Door to Door Contractors - Warning Informative - When a contractor knocks at your door it's time to go on high alert
An old saying goes, "Don't believe everything you hear." Marge G., a sixty-year-old widow living alone in a small private home in the Atlanta area, should have heeded that advice.
She answered a knock on her front door one late fall afternoon. A man dressed in work clothes identified himself as a contractor building a new home in her neighborhood. On his way home after work he had noticed a major structural problem with Marge's detached garage and thought she should know about it.
Alarmed, Marge accompanied the contractor outside. He pointed to a corner of the garage and told Marge it was slowly sinking into the ground. The garage, he said, was in imminent danger of collapse.

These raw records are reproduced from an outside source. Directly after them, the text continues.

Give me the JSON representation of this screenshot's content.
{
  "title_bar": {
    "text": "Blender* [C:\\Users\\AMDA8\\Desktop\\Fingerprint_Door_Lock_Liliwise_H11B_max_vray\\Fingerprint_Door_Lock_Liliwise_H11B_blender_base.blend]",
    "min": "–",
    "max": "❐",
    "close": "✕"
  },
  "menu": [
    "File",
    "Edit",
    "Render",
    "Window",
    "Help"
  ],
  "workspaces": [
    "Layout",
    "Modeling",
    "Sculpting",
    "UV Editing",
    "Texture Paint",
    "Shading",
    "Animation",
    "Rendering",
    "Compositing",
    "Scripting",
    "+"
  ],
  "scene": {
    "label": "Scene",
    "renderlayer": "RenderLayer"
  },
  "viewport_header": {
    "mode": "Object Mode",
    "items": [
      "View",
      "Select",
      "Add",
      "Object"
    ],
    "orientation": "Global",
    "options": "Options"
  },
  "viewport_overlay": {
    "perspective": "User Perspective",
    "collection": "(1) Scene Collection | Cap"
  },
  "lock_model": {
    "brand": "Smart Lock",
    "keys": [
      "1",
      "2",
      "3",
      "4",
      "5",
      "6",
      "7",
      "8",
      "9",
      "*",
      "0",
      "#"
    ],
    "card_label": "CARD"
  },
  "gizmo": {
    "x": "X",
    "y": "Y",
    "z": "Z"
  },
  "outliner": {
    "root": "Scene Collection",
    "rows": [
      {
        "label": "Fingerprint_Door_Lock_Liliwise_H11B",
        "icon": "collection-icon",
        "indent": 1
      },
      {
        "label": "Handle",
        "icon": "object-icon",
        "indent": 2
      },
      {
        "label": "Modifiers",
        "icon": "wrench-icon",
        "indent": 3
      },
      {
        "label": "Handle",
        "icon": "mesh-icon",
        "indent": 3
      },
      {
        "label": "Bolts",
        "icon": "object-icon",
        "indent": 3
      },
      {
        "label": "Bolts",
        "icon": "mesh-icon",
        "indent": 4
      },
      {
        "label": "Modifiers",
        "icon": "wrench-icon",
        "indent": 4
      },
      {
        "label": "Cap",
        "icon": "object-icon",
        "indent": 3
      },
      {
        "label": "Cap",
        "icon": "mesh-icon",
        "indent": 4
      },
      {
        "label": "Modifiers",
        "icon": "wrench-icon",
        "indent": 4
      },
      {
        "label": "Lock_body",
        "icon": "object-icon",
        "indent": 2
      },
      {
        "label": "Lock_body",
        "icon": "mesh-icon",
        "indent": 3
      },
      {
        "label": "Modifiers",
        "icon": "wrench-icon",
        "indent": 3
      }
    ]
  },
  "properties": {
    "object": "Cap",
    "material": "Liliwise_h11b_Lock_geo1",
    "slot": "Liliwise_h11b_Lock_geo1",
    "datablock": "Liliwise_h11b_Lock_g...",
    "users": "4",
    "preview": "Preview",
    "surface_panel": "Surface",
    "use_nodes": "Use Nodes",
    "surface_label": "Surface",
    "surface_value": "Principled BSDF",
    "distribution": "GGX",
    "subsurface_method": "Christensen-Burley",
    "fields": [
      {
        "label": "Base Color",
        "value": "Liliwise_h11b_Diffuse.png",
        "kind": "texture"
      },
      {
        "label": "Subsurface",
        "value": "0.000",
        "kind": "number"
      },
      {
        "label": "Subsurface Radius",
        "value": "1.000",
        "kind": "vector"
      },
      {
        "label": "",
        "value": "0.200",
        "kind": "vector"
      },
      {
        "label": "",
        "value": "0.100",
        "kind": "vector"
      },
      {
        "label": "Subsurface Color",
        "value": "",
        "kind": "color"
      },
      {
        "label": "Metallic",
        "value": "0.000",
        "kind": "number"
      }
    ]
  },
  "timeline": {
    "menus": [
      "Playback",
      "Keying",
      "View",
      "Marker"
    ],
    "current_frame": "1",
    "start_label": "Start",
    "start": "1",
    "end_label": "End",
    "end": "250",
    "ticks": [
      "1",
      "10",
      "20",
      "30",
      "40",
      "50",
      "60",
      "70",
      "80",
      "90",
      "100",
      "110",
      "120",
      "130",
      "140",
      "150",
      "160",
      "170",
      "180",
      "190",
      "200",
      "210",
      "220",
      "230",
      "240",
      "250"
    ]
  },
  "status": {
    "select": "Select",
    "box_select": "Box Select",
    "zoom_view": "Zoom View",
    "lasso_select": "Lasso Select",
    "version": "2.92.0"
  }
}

Marge, alarmed, inspected the garage, but couldn’t see the fault. The contractor told her that was because she didn't have his trained eye. He informed Marge in an ominous tone that she was in violation of the building code.

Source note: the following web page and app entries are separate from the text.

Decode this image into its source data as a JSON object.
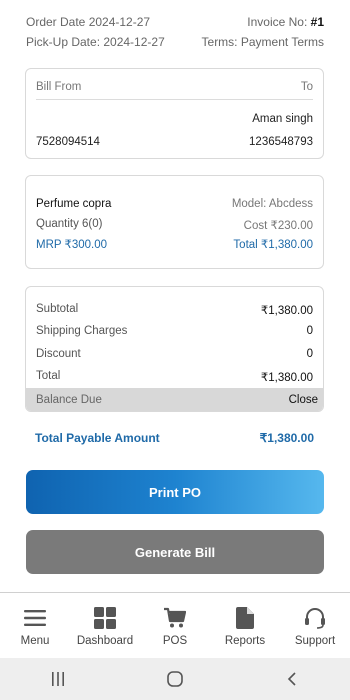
{
  "header": {
    "order_date": "Order Date 2024-12-27",
    "invoice_label": "Invoice No: ",
    "invoice_no": "#1",
    "pickup_date": "Pick-Up Date: 2024-12-27",
    "terms": "Terms: Payment Terms"
  },
  "bill": {
    "from_label": "Bill From",
    "to_label": "To",
    "to_name": "Aman singh",
    "from_phone": "7528094514",
    "to_phone": "1236548793"
  },
  "item": {
    "name": "Perfume copra",
    "model": "Model: Abcdess",
    "quantity": "Quantity 6(0)",
    "cost": "Cost ₹230.00",
    "mrp": "MRP ₹300.00",
    "total": "Total ₹1,380.00"
  },
  "summary": {
    "subtotal_label": "Subtotal",
    "subtotal": "₹1,380.00",
    "shipping_label": "Shipping Charges",
    "shipping": "0",
    "discount_label": "Discount",
    "discount": "0",
    "total_label": "Total",
    "total": "₹1,380.00",
    "balance_label": "Balance Due",
    "balance_value": "Close"
  },
  "payable": {
    "label": "Total Payable Amount",
    "value": "₹1,380.00"
  },
  "buttons": {
    "print": "Print PO",
    "generate": "Generate Bill"
  },
  "nav": [
    {
      "label": "Menu",
      "icon": "menu-icon"
    },
    {
      "label": "Dashboard",
      "icon": "dashboard-icon"
    },
    {
      "label": "POS",
      "icon": "cart-icon"
    },
    {
      "label": "Reports",
      "icon": "document-icon"
    },
    {
      "label": "Support",
      "icon": "headset-icon"
    }
  ],
  "colors": {
    "accent": "#1f6aa8",
    "print_button": "#1e83d0",
    "generate_button": "#7a7a7a"
  }
}
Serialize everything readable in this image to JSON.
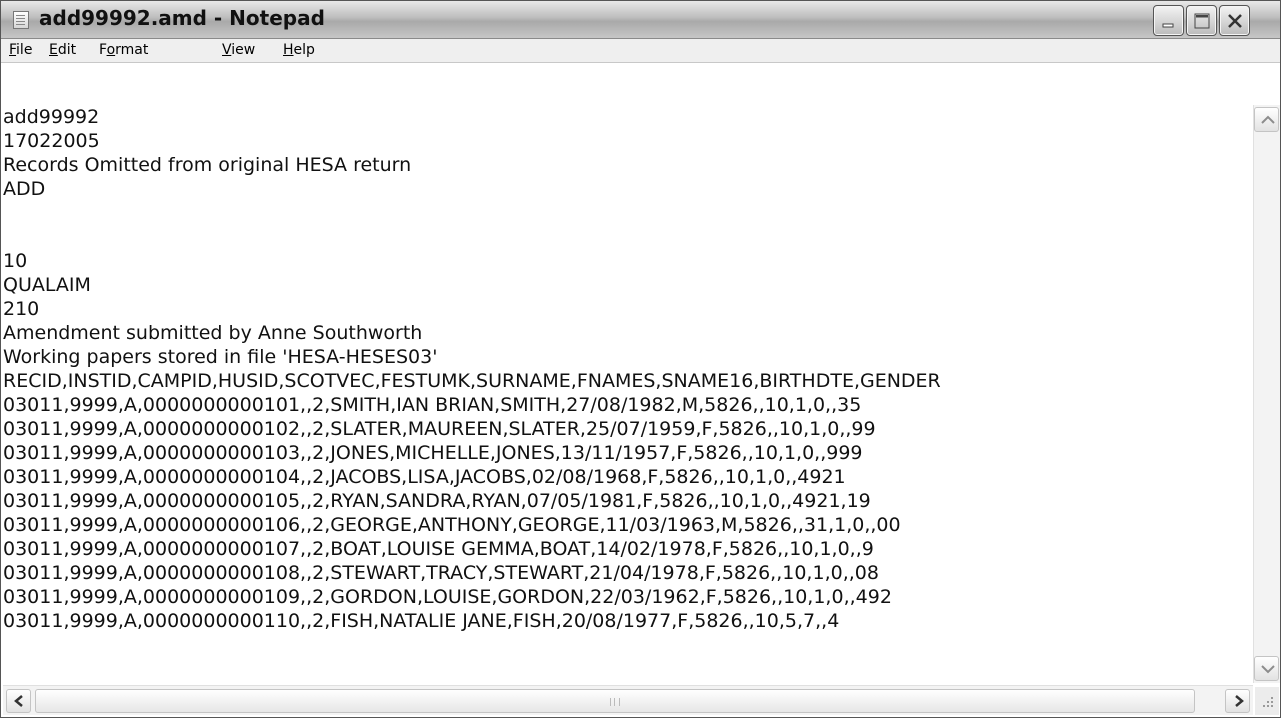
{
  "window": {
    "title": "add99992.amd - Notepad",
    "controls": {
      "minimize": "minimize",
      "maximize": "maximize",
      "close": "close"
    }
  },
  "menu": {
    "items": [
      {
        "key": "F",
        "rest": "ile"
      },
      {
        "key": "E",
        "rest": "dit"
      },
      {
        "pre": "F",
        "key": "o",
        "rest": "rmat"
      },
      {
        "key": "V",
        "rest": "iew"
      },
      {
        "key": "H",
        "rest": "elp"
      }
    ]
  },
  "document": {
    "lines": [
      "add99992",
      "17022005",
      "Records Omitted from original HESA return",
      "ADD",
      "",
      "",
      "10",
      "QUALAIM",
      "210",
      "Amendment submitted by Anne Southworth",
      "Working papers stored in file 'HESA-HESES03'",
      "RECID,INSTID,CAMPID,HUSID,SCOTVEC,FESTUMK,SURNAME,FNAMES,SNAME16,BIRTHDTE,GENDER",
      "03011,9999,A,0000000000101,,2,SMITH,IAN BRIAN,SMITH,27/08/1982,M,5826,,10,1,0,,35",
      "03011,9999,A,0000000000102,,2,SLATER,MAUREEN,SLATER,25/07/1959,F,5826,,10,1,0,,99",
      "03011,9999,A,0000000000103,,2,JONES,MICHELLE,JONES,13/11/1957,F,5826,,10,1,0,,999",
      "03011,9999,A,0000000000104,,2,JACOBS,LISA,JACOBS,02/08/1968,F,5826,,10,1,0,,4921",
      "03011,9999,A,0000000000105,,2,RYAN,SANDRA,RYAN,07/05/1981,F,5826,,10,1,0,,4921,19",
      "03011,9999,A,0000000000106,,2,GEORGE,ANTHONY,GEORGE,11/03/1963,M,5826,,31,1,0,,00",
      "03011,9999,A,0000000000107,,2,BOAT,LOUISE GEMMA,BOAT,14/02/1978,F,5826,,10,1,0,,9",
      "03011,9999,A,0000000000108,,2,STEWART,TRACY,STEWART,21/04/1978,F,5826,,10,1,0,,08",
      "03011,9999,A,0000000000109,,2,GORDON,LOUISE,GORDON,22/03/1962,F,5826,,10,1,0,,492",
      "03011,9999,A,0000000000110,,2,FISH,NATALIE JANE,FISH,20/08/1977,F,5826,,10,5,7,,4"
    ]
  },
  "icons": {
    "app": "notepad-icon",
    "scroll_up": "arrow-up-icon",
    "scroll_down": "arrow-down-icon",
    "scroll_left": "arrow-left-icon",
    "scroll_right": "arrow-right-icon"
  }
}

Marge panicked. Like most people of her generation, the thought of breaking the law, however unintentionally, was abhorrent.
So, Marge gave the contractor the go ahead to repair the garage. Three days later the contractor finished the job and presented Marge with a bill for $2500.

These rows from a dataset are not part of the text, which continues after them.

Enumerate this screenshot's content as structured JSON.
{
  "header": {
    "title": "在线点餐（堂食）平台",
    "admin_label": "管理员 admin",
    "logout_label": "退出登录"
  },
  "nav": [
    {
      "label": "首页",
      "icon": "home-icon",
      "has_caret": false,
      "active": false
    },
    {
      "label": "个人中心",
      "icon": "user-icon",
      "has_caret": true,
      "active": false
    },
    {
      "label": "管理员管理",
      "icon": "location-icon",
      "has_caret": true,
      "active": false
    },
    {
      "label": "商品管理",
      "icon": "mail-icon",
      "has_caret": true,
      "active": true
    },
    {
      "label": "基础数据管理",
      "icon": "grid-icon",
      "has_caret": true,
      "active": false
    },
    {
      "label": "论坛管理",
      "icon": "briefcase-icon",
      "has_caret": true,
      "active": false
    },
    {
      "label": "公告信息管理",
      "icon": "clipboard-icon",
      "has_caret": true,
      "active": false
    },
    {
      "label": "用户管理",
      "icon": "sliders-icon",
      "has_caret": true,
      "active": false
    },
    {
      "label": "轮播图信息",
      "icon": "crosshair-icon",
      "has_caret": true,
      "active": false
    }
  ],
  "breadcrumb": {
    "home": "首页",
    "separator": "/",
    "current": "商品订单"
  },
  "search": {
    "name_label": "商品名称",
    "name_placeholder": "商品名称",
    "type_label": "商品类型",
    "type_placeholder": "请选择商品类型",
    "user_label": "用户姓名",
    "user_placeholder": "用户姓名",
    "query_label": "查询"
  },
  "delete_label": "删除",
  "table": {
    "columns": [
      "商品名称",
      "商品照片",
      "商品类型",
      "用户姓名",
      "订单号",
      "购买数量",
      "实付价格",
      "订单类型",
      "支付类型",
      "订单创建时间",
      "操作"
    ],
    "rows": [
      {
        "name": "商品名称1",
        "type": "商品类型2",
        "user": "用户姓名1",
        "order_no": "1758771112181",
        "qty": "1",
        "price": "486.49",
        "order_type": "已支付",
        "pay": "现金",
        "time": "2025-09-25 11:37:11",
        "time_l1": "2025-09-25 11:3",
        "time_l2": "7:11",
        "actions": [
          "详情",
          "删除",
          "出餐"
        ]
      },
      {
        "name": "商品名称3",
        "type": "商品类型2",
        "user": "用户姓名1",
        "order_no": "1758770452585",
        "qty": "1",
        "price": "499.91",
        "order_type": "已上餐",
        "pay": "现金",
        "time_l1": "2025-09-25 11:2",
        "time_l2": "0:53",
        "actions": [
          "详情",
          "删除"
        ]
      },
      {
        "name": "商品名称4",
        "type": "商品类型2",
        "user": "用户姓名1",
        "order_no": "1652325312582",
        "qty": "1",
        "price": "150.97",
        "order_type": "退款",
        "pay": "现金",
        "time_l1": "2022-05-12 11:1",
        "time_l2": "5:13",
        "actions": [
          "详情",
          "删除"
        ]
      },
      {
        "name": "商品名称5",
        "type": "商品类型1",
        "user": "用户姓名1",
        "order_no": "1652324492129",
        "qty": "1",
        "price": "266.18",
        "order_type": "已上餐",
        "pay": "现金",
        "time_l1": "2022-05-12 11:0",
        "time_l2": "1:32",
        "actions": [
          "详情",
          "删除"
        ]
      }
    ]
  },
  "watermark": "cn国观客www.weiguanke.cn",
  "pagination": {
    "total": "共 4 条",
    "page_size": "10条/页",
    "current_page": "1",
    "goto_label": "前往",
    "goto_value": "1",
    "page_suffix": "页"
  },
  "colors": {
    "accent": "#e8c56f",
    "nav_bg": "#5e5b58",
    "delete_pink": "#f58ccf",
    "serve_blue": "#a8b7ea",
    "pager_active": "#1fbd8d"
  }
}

Marge was unaware that the contractor had known she was a woman living alone, a big, fat juicy target for a scammer. And, of course, there was nothing wrong with the garage.
Legitimate Contractors Do Not Solicit Work Door to Door
When a contractor approaches you to repair anything on your home or property, especially for a problem you’re unaware of, it’s time to go on high alert. Chances are you're about to become the victim of a scam. This is one of the oldest tricks in the scammer’s handbook.
Instead of accepting the contractor's word, Marge should have asked other contractors to verify the claim of a sinking garage. She would have quickly discovered the scam.
She also made the mistake of not asking the contractor for a business card or letterhead displaying the name, address, and phone number of his business. If he had neither, she then should have asked for his phone number, address, and searched the local telephone directory to see if it existed.
She might have asked to see his business license. No license, no work. She also failed to do that.
Marge had the option to check the reputation of the contractor with the Better Business Bureau. A listing with that consumer organization provides would-be customers with a history of complaints. Reputable contractors are eager to assure customers of their reliability by exposing their record for all to see. Not being listed with the BBB is an indication that the contractor's work might be shoddy. It’s not a sure sign, but it is a signal to dig deeper and uncover his work record.
Marge might then have called the state Office of Consumer Affairs (404-818-6600. Statewide toll free: 866-351-0001) to ask if the contractor had any complaints filed against him.
And if Marge knew how to surf the Internet, she might have found complaints against the contractor simply by writing his name or the name of his business in a search engine like Google or Yahoo!, or looked up his name on a consumer website such as www.ripoff.com .
Finally, if Marge had realized she was being scammed she could have called either the local police department or the state's Elder Abuse Hotline at 404-657-0152, statewide toll free: 888-774-5250
Copyright Ron Smith, 2006
"Ron Smith is a retired executive who was almost scammed to the tune of fifty grand, which lead to his investigation of scams against seniors. His book SCAMBUSTERS, subtitled; MORE THAN SIXTY WAYS SENIORS GET SWINDLED AND HOW THEY CAN PREVENT IT, will be published by HarperCollins this November."